History[edit]

In 1988, a small delegation from the Chaos Computer Club in Hamburg visited Amsterdam after being invited by Caroline Nevejan, who organized political events at Paradiso in Amsterdam. Rop Gonggrijp, the magazine's later editor and publisher was at that point already rather well known as a hacker who sometimes appeared in the newspapers. Being inspired by Datenschleuder (the CCC magazine) and 2600 The Hacker Quarterly, Gonggrijp decided to start his own magazine. In January 1989, the first issue was published. That summer, Nevejan, Gonggrijp and Patrice Riemens organized the Galactic Hacker Party in Paradiso, Amsterdam.[1]

The magazine grew from its original circulation of 50 photocopies to several thousand printed issues. A group of authors published wide ranging articles including "How to copy the data on the magnetic stripe of your bank card?", "How to build your own pay-TV descrambler" and at least twenty different variations of "How does one make free phone calls?" (much to the dismay of Dutch telecommunication monopoly KPN, then still called PTT Telecommunicatie).

But Hack-Tic was not just about hi-tech mischief: its makers sensed the upcoming importance of communications and technology and were actively involved in making sure new technology was accessible to everyone. In 1991, the foundations were laid for Hacktic Netwerk, the organization which later became the ISP XS4ALL.[2] Also in 1993, Hack-Tic organized Hacking at the End of the Universe (HEU), the first outdoor hacker festival event.[3]

In 1993 the last issue of Hack-Tic appeared. The issues are now online at XS4ALL, the ISP that grew out of Hacktic Network.

Hack-Tic hacker events[edit]

Even though the magazine has not been printed since 1993, a group of people that originally formed around the magazine have continued to organize large hacker culture events every four years. These events continue to be important moments in hacker culture, with visitors from a large number of countries. The last editions have been complete outdoor cities with thousands of visitors staying in tents.
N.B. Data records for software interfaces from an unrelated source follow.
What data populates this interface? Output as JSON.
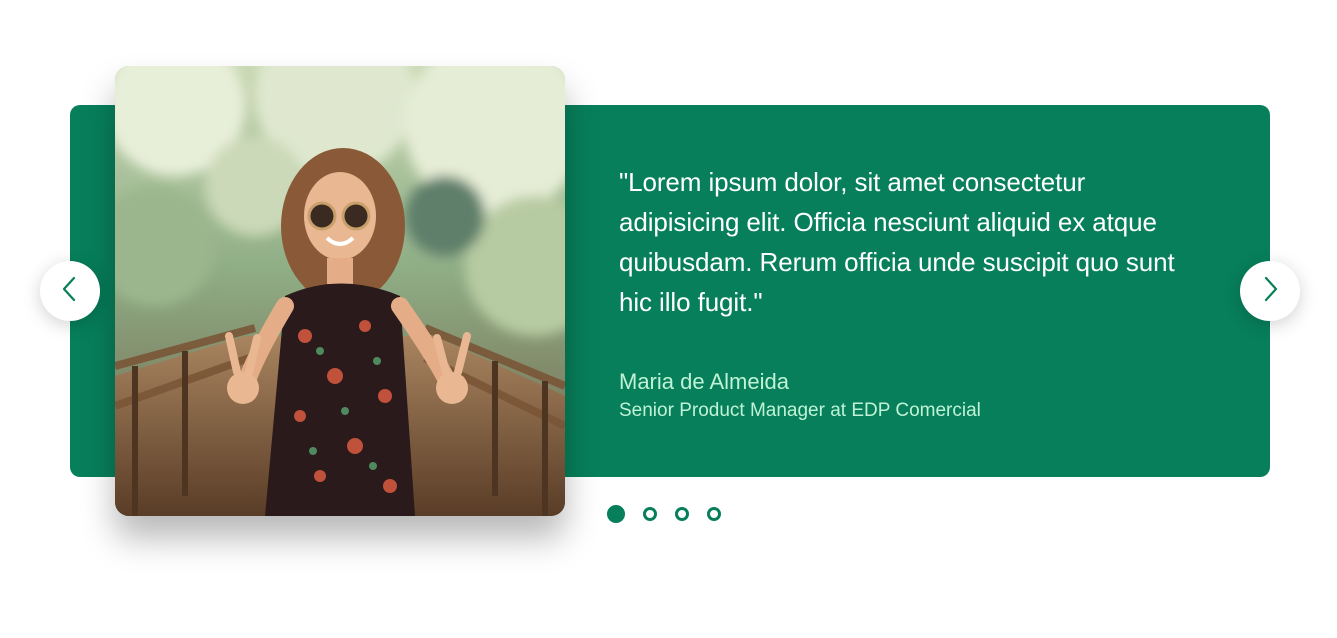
{
  "testimonial": {
    "quote": "\"Lorem ipsum dolor, sit amet consectetur adipisicing elit. Officia nesciunt aliquid ex atque quibusdam. Rerum officia unde suscipit quo sunt hic illo fugit.\"",
    "author_name": "Maria de Almeida",
    "author_role": "Senior Product Manager at EDP Comercial"
  },
  "carousel": {
    "slide_count": 4,
    "active_slide": 1,
    "prev_icon": "chevron-left-icon",
    "next_icon": "chevron-right-icon"
  },
  "colors": {
    "accent": "#077f5a",
    "author_text": "#bff2d6",
    "quote_text": "#ffffff"
  }
}
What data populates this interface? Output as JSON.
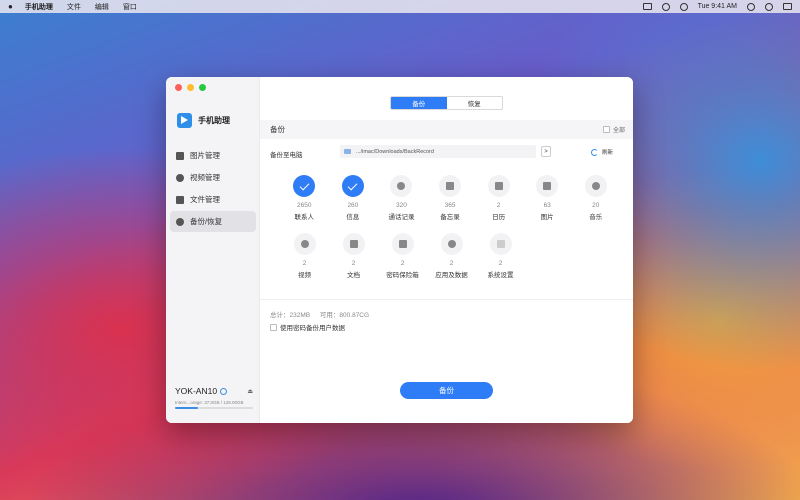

Visitor participation at these events has been high, leading to events which some describe as "all crew, no visitors". Recent events have had many visitor-organized "villages" as well as a professionally organized conference program.

These events have been a major source of inspiration for the Hackers On Planet Earth (HOPE) conferences organized by 2600: The Hacker Quarterly in New York as well as for the Chaos Communication Camps held near Berlin.

See also[edit]

Other notable hacker magazines,

Similar events,

References[edit]

External links[edit]